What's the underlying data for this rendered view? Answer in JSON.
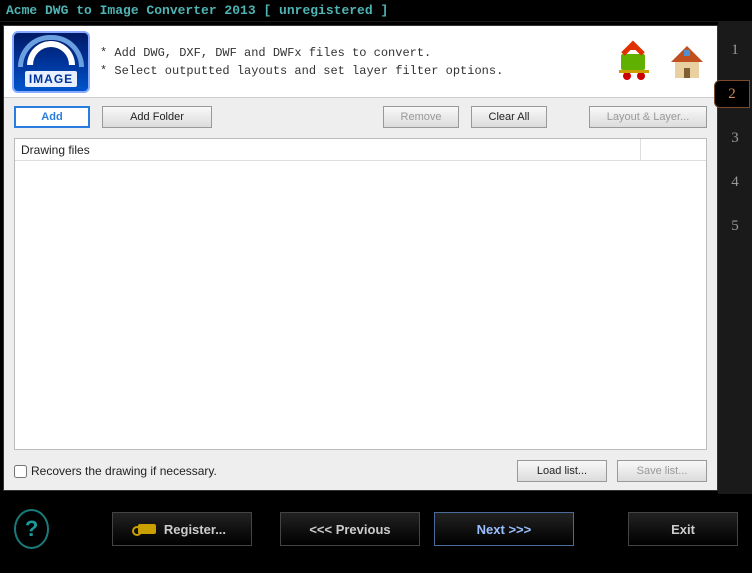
{
  "window": {
    "title": "Acme DWG to Image Converter 2013 [ unregistered ]"
  },
  "logo": {
    "text": "IMAGE"
  },
  "hints": {
    "line1": "* Add DWG, DXF, DWF and DWFx files to convert.",
    "line2": "* Select outputted layouts and set layer filter options."
  },
  "toolbar": {
    "add": "Add",
    "add_folder": "Add Folder",
    "remove": "Remove",
    "clear_all": "Clear All",
    "layout_layer": "Layout & Layer..."
  },
  "table": {
    "col1": "Drawing files"
  },
  "below": {
    "recover_label": "Recovers the drawing if necessary.",
    "load_list": "Load list...",
    "save_list": "Save list..."
  },
  "steps": {
    "s1": "1",
    "s2": "2",
    "s3": "3",
    "s4": "4",
    "s5": "5"
  },
  "footer": {
    "help": "?",
    "register": "Register...",
    "previous": "<<<  Previous",
    "next": "Next  >>>",
    "exit": "Exit"
  }
}
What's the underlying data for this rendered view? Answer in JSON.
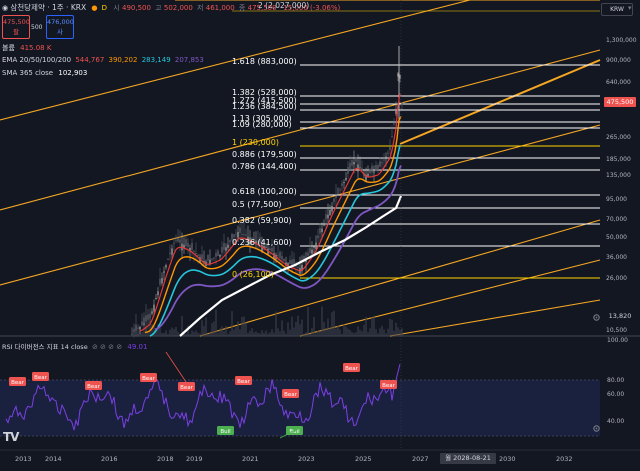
{
  "header": {
    "symbol_label": "삼천당제약 · 1주 · KRX",
    "open_label": "시",
    "open_value": "490,500",
    "high_label": "고",
    "high_value": "502,000",
    "low_label": "저",
    "low_value": "461,000",
    "close_label": "종",
    "close_value": "475,500",
    "change_value": "-15,000 (-3.06%)",
    "sell_price": "475,500",
    "sell_label": "팔",
    "spread": "500",
    "buy_price": "476,000",
    "buy_label": "사",
    "volume_label": "볼륨",
    "volume_value": "415.08 K",
    "ema_label": "EMA 20/50/100/200",
    "ema_values": [
      "544,767",
      "390,202",
      "283,149",
      "207,853"
    ],
    "sma_label": "SMA 365 close",
    "sma_value": "102,903",
    "fib_top_label": "2 (2,027,000)",
    "currency": "KRW",
    "current_price_tag": "475,500",
    "volume_tag": "13,820"
  },
  "fib_levels": [
    {
      "label": "1.618 (883,000)"
    },
    {
      "label": "1.382 (528,000)"
    },
    {
      "label": "1.272 (415,500)"
    },
    {
      "label": "1.236 (384,500)"
    },
    {
      "label": "1.13 (305,000)"
    },
    {
      "label": "1.09 (280,000)"
    },
    {
      "label": "1 (230,000)"
    },
    {
      "label": "0.886 (179,500)"
    },
    {
      "label": "0.786 (144,400)"
    },
    {
      "label": "0.618 (100,200)"
    },
    {
      "label": "0.5 (77,500)"
    },
    {
      "label": "0.382 (59,900)"
    },
    {
      "label": "0.236 (41,600)"
    },
    {
      "label": "0 (26,100)"
    }
  ],
  "price_axis": [
    "1,300,000",
    "900,000",
    "640,000",
    "475,500",
    "265,000",
    "185,000",
    "135,000",
    "95,000",
    "70,000",
    "50,000",
    "36,000",
    "26,000",
    "13,820",
    "10,500"
  ],
  "rsi": {
    "label": "RSI 다이버전스 지표 14 close",
    "value": "49.01",
    "axis": [
      "100.00",
      "80.00",
      "60.00",
      "40.00"
    ],
    "bear_label": "Bear",
    "bull_label": "Bull"
  },
  "time_axis": [
    "2013",
    "2014",
    "2016",
    "2018",
    "2019",
    "2021",
    "2023",
    "2025",
    "2027",
    "2030",
    "2032"
  ],
  "time_cursor": "월 2028-08-21",
  "logo": "TV",
  "colors": {
    "background": "#131722",
    "fib_line": "#ffffff",
    "fib_yellow": "#ffd400",
    "channel": "#f5a623",
    "ema20": "#e53935",
    "ema50": "#ff9800",
    "ema100": "#26c6da",
    "ema200": "#7e57c2",
    "sma365": "#ffffff",
    "rsi_line": "#7b3fe4",
    "bear": "#ef5350",
    "bull": "#4caf50"
  }
}
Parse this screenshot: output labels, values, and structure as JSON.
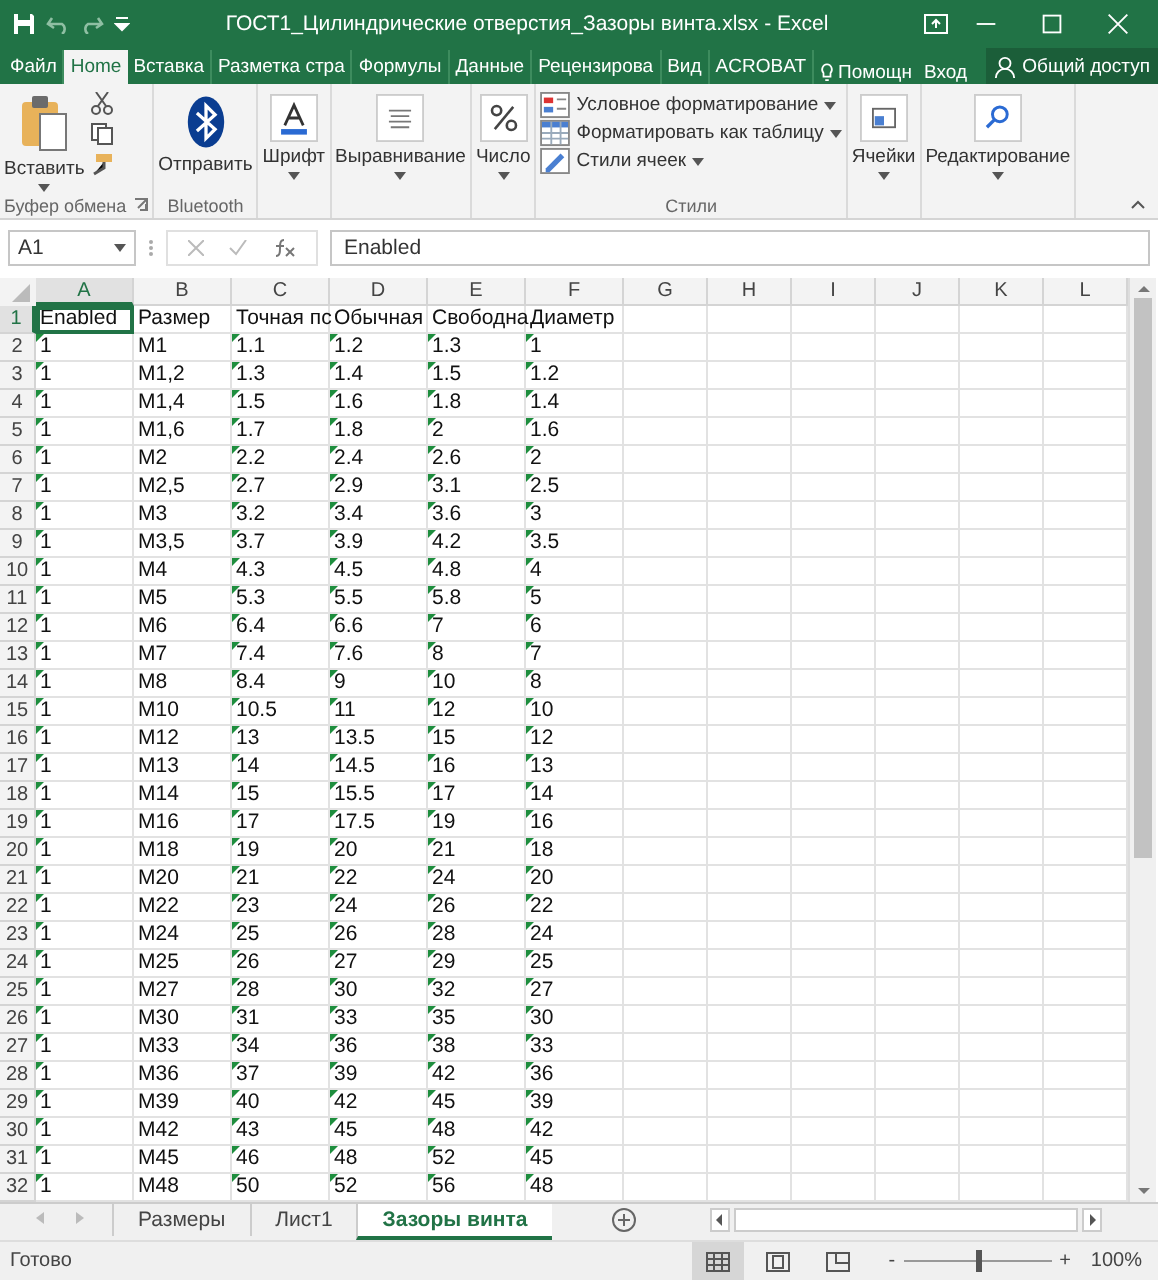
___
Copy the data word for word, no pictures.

What's the underlying data for this rendered view? Answer in JSON.
{
  "window": {
    "title": "Acme DWG to Image Converter 2013 [ unregistered ]"
  },
  "logo": {
    "text": "IMAGE"
  },
  "hints": {
    "line1": "* Add DWG, DXF, DWF and DWFx files to convert.",
    "line2": "* Select outputted layouts and set layer filter options."
  },
  "toolbar": {
    "add": "Add",
    "add_folder": "Add Folder",
    "remove": "Remove",
    "clear_all": "Clear All",
    "layout_layer": "Layout & Layer..."
  },
  "table": {
    "col1": "Drawing files"
  },
  "below": {
    "recover_label": "Recovers the drawing if necessary.",
    "load_list": "Load list...",
    "save_list": "Save list..."
  },
  "steps": {
    "s1": "1",
    "s2": "2",
    "s3": "3",
    "s4": "4",
    "s5": "5"
  },
  "footer": {
    "help": "?",
    "register": "Register...",
    "previous": "<<<  Previous",
    "next": "Next  >>>",
    "exit": "Exit"
  }
}
What's the underlying data for this rendered view? Answer in JSON.
{
  "header": {
    "symbol_label": "삼천당제약 · 1주 · KRX",
    "open_label": "시",
    "open_value": "490,500",
    "high_label": "고",
    "high_value": "502,000",
    "low_label": "저",
    "low_value": "461,000",
    "close_label": "종",
    "close_value": "475,500",
    "change_value": "-15,000 (-3.06%)",
    "sell_price": "475,500",
    "sell_label": "팔",
    "spread": "500",
    "buy_price": "476,000",
    "buy_label": "사",
    "volume_label": "볼륨",
    "volume_value": "415.08 K",
    "ema_label": "EMA 20/50/100/200",
    "ema_values": [
      "544,767",
      "390,202",
      "283,149",
      "207,853"
    ],
    "sma_label": "SMA 365 close",
    "sma_value": "102,903",
    "fib_top_label": "2 (2,027,000)",
    "currency": "KRW",
    "current_price_tag": "475,500",
    "volume_tag": "13,820"
  },
  "fib_levels": [
    {
      "label": "1.618 (883,000)"
    },
    {
      "label": "1.382 (528,000)"
    },
    {
      "label": "1.272 (415,500)"
    },
    {
      "label": "1.236 (384,500)"
    },
    {
      "label": "1.13 (305,000)"
    },
    {
      "label": "1.09 (280,000)"
    },
    {
      "label": "1 (230,000)"
    },
    {
      "label": "0.886 (179,500)"
    },
    {
      "label": "0.786 (144,400)"
    },
    {
      "label": "0.618 (100,200)"
    },
    {
      "label": "0.5 (77,500)"
    },
    {
      "label": "0.382 (59,900)"
    },
    {
      "label": "0.236 (41,600)"
    },
    {
      "label": "0 (26,100)"
    }
  ],
  "price_axis": [
    "1,300,000",
    "900,000",
    "640,000",
    "475,500",
    "265,000",
    "185,000",
    "135,000",
    "95,000",
    "70,000",
    "50,000",
    "36,000",
    "26,000",
    "13,820",
    "10,500"
  ],
  "rsi": {
    "label": "RSI 다이버전스 지표 14 close",
    "value": "49.01",
    "axis": [
      "100.00",
      "80.00",
      "60.00",
      "40.00"
    ],
    "bear_label": "Bear",
    "bull_label": "Bull"
  },
  "time_axis": [
    "2013",
    "2014",
    "2016",
    "2018",
    "2019",
    "2021",
    "2023",
    "2025",
    "2027",
    "2030",
    "2032"
  ],
  "time_cursor": "월 2028-08-21",
  "logo": "TV",
  "colors": {
    "background": "#131722",
    "fib_line": "#ffffff",
    "fib_yellow": "#ffd400",
    "channel": "#f5a623",
    "ema20": "#e53935",
    "ema50": "#ff9800",
    "ema100": "#26c6da",
    "ema200": "#7e57c2",
    "sma365": "#ffffff",
    "rsi_line": "#7b3fe4",
    "bear": "#ef5350",
    "bull": "#4caf50"
  }
}
Parse this screenshot: output labels, values, and structure as JSON.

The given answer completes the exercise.